Jonas Emsley, one of Wood’s many PhD students at Birkbeck, is now at the University of Nottingham where his group studies the structures and mechanisms of proteins involved in blood coagulation. His talk focused on the activation and assembly of proteases in the contact system, in which the presence of ‘foreign’ surfaces such as bacteria triggers several physiological processes including blood clotting. Inappropriate activation of this system has been linked to heart disease and stroke, and mice that lack either of the coagulation factors Factor XI and Factor XII are protected to some extent from thrombosis. Factor XI, which is activated by Factor XII, contains four repeats of a domain with six conserved cysteine residues that can be drawn in the shape of an apple, hence its name of ‘apple domain’. The protein circulates as a dimer with the monomer-monomer interactions mediated by one apple domain and the catalytic domains sitting on top of the eight apple domains like a cup on a saucer. There is a pocket on the surface of each apple domain, and the pocket on the second such domain binds a conserved tripeptide, DFP, that is found in many of its substrates. Small-molecule inhibitors of this interaction might be useful anticoagulants.

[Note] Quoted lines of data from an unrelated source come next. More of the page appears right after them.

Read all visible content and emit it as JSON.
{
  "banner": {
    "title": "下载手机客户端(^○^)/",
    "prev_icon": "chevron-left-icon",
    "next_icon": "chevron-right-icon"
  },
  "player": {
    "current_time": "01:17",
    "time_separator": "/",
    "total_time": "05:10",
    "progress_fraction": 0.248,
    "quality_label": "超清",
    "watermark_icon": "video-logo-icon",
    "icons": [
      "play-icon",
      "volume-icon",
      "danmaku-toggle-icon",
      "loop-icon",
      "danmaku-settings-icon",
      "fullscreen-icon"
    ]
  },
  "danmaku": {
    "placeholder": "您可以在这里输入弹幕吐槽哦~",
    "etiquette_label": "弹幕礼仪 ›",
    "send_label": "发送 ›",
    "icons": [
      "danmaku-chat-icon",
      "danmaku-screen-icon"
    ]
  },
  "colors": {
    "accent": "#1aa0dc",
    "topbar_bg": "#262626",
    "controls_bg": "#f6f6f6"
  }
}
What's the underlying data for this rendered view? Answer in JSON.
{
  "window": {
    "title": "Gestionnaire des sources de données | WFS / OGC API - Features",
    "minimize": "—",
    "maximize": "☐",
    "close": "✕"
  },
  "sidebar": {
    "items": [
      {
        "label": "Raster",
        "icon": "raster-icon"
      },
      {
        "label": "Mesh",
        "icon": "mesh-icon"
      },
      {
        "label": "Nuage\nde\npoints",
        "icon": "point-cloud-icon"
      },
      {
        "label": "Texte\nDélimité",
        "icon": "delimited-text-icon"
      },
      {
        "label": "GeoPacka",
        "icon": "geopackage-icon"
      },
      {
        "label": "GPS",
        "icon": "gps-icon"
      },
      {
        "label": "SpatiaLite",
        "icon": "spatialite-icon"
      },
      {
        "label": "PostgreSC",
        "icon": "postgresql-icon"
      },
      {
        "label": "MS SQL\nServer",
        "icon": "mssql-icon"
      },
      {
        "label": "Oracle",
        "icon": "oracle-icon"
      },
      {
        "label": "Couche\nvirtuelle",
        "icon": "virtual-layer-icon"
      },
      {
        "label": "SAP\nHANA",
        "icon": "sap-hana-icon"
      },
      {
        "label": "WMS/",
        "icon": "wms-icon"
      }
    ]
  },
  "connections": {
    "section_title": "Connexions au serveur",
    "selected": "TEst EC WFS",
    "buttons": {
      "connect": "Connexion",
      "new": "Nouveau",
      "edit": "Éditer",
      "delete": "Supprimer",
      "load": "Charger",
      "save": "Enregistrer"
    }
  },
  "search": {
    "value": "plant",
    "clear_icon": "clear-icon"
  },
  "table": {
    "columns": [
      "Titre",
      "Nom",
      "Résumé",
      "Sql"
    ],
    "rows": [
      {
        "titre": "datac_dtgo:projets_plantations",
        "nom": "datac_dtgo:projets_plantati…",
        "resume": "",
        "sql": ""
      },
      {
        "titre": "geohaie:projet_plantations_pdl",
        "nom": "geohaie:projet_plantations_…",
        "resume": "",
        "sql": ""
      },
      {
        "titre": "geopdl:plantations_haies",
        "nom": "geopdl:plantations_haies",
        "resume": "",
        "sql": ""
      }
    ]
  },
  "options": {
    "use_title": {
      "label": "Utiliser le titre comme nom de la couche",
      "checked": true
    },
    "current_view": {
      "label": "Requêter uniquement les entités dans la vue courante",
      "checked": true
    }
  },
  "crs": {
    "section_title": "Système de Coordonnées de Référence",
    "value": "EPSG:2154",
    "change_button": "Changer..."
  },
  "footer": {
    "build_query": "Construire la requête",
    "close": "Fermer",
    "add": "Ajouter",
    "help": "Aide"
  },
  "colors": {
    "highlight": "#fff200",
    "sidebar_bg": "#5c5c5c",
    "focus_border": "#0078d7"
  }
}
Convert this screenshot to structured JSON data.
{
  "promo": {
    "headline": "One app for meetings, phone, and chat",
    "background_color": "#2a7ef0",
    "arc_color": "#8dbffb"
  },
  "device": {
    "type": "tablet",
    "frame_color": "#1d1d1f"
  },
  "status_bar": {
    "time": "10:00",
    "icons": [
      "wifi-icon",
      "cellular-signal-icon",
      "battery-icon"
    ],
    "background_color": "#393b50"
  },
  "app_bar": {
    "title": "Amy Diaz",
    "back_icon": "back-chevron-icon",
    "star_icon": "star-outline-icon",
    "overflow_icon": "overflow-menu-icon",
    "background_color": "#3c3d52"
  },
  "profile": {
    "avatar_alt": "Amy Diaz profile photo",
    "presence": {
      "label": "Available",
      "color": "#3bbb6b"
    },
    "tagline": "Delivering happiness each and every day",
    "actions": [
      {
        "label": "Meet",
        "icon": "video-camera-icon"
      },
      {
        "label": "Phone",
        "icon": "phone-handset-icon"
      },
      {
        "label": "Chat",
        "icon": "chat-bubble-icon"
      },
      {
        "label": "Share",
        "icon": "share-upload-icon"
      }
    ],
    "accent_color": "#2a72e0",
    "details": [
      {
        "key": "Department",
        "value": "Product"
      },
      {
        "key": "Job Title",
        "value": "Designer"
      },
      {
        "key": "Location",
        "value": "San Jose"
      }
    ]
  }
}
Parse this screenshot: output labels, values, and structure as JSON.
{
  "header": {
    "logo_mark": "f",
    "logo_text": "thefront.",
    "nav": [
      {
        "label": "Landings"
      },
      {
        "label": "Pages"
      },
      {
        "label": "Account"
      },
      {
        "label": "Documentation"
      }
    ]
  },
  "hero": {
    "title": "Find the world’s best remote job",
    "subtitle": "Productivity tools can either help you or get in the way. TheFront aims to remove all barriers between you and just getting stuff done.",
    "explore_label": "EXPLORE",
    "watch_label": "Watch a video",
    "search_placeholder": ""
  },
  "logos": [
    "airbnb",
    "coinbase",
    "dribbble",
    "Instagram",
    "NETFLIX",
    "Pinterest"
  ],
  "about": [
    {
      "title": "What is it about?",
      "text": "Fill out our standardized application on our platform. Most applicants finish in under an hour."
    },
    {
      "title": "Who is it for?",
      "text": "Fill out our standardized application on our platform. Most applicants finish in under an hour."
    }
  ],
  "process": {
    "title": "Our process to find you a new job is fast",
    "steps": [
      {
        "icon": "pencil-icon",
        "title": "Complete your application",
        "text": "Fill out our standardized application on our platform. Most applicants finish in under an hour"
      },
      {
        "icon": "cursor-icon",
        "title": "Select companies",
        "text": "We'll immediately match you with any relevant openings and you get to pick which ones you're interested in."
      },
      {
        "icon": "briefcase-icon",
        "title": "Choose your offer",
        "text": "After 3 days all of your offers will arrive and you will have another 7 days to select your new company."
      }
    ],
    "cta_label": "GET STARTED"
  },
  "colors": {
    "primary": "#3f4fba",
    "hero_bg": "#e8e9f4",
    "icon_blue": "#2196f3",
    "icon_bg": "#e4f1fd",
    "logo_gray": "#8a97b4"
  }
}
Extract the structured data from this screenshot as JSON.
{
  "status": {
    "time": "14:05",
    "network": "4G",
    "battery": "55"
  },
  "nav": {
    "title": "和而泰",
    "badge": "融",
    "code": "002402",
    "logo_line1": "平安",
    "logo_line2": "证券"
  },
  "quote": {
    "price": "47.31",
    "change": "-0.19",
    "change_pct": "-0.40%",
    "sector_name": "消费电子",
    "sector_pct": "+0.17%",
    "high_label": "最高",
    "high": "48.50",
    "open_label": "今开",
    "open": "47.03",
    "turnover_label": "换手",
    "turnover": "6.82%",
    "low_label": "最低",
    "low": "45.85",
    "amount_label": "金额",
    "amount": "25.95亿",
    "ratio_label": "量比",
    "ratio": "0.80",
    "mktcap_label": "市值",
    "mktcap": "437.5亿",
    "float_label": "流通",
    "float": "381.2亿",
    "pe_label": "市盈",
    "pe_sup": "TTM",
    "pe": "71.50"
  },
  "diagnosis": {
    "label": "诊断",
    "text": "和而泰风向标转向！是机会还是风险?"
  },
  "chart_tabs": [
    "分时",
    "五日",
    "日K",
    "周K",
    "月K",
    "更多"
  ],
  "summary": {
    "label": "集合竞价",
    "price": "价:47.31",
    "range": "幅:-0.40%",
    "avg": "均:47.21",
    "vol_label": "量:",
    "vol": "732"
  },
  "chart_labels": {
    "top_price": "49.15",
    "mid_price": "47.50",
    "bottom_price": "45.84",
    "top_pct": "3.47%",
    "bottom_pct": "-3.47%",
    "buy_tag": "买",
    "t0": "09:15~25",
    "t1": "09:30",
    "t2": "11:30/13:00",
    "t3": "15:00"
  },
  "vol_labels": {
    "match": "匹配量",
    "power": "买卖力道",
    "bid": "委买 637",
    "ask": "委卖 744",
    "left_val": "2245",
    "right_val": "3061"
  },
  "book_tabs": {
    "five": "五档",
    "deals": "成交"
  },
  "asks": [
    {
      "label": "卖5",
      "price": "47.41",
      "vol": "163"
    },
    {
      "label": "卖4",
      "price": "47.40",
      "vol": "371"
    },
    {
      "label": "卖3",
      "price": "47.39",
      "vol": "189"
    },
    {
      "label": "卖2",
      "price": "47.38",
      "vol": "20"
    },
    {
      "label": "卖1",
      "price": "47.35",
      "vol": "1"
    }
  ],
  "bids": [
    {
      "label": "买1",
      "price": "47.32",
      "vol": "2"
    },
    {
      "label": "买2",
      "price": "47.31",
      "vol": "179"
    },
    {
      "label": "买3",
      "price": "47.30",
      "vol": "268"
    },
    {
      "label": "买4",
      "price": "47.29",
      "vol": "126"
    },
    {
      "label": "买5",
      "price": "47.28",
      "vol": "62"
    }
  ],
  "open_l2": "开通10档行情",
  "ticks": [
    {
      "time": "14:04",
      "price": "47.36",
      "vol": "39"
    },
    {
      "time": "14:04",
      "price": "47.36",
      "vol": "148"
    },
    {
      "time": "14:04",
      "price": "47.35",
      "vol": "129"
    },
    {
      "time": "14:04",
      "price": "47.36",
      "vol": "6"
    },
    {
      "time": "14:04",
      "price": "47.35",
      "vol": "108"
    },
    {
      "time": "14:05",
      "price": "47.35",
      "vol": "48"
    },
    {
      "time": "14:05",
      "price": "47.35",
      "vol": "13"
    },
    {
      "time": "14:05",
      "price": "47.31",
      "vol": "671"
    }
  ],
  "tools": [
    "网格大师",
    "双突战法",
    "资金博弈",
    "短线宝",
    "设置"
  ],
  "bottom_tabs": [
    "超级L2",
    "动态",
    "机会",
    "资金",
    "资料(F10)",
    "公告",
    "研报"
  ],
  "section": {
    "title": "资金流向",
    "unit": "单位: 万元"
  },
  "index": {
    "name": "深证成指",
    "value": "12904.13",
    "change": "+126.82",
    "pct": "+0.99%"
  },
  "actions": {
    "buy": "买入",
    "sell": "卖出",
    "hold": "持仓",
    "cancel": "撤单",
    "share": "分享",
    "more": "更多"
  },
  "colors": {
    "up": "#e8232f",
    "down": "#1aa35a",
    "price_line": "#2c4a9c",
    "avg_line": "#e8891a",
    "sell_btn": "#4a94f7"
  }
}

Structure of factor XI apple domain with bound peptide substrate showing the conserved DFP motif. Image (c) Jonas Emsley

Other speakers included Birkbeck’s Helen Saibil, whose ground-breaking high resolution electron microscopy of protein complexes has been covered many times in this blog (see e.g. posts from April 2015 and July 2013) and Neil McDonald, now based at the Francis Crick Institute in London, who described some largely unpublished work on the structure and mechanism of RET receptor tyrosine kinases. Appropriately, however, the final talk was devoted to Wood’s structure: SAP. It was given by Simon Kolstoe who joined the Wood group in Southampton as a PhD student in 1999, moved with him back to UCL and is now at the University of Portsmouth. He first presented a ‘potted history’ of structural studies of this protein, describing how a competitive inhibitor of SAP-amyloid binding was developed as a potential treatment for amyloidosis at the turn of the millennium. This compound, CPHPC, was found to deplete SAP levels in serum but, unfortunately, clinical amyloid levels were unchanged. A high-resolution structure of this compound binding to SAP was published in 2014 (PDB 4AVV). Kolstoe and his co-workers have now turned their attention to SAP binding to DNA, which might also be clinically relevant.

The meeting ended with the usual votes of thanks, with the award of a poster prize to Jingxu Guo from University College London, and with a gift to Wood: a molecular model of a SAP-drug complex, presented by Tony Savill of Molecular Dimensions Ltd.

Image of two molecules of SAP coordinated with five molecules of CPHPC. Image (c) Simon Kolstoe, PDB 4AVV